The law and public discourse in Israel are accustomed to the notion that sexual violence has many facets, and that the term ‘rape’ describes an action done without the other person’s freely-given consent – and while they are not necessarily expressing strong noticeable opposition.
Consent relies on three conditions: the freedom to choose a sexual partner, the freedom to choose the nature of relations, and the freedom to choose the timing. If any one of these conditions is impaired, the sexual relations should be considered forced – for example, when someone forces their regular partner or spouse to have sex at a time or in a way they do not want.
In the context of prostitution, none of those three conditions can be completely met. Women in prostitution do not choose their clients (except in anecdotal blog stories); they do not choose the timing; and, in most cases, they have hardly any freedom to determine the nature of the acts performed.
Forced sex, even in cases that include some version of consent, is obviously traumatic to those involved.
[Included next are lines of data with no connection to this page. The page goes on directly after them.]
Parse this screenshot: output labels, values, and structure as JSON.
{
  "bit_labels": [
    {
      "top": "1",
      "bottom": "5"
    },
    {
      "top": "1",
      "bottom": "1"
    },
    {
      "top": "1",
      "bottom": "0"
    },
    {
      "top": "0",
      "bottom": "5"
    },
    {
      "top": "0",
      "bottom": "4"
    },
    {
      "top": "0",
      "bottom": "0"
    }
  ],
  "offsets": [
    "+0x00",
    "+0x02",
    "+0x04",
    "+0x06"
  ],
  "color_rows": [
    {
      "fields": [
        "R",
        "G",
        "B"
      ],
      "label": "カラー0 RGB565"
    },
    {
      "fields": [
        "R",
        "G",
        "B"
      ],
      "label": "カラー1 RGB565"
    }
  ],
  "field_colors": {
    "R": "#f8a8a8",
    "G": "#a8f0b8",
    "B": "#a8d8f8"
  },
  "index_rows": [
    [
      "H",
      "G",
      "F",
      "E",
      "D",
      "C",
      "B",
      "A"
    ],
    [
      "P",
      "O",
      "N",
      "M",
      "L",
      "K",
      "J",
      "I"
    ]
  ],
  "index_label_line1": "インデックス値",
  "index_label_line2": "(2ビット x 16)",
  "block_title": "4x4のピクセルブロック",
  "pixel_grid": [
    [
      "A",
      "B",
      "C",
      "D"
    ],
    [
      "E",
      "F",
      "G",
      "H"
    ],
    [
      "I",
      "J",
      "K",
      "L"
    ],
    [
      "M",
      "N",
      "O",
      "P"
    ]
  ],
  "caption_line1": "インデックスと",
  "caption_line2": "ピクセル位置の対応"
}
Most of us intuitively understand that when one’s livelihood and economic survival are dependent on having sex with partners who were not chosen, in a timing and manner that were also not chosen, it can be mentally and emotionally damaging.
For those who struggle with understanding this concept’s relevance to prostitution, imagine an employee having sexual relations with their boss under the threat of being fired, a practice parallel by all means to prostitution. Here too there is some type of consent, but it is forced out by the threat of loss of income. In such a case, both the general public and the law mostly agree on the act’s nature and severity.
Now, we must take another leap of consciousness and apply the recognition of such abuse of power to those caught in the vicious cycle of prostitution.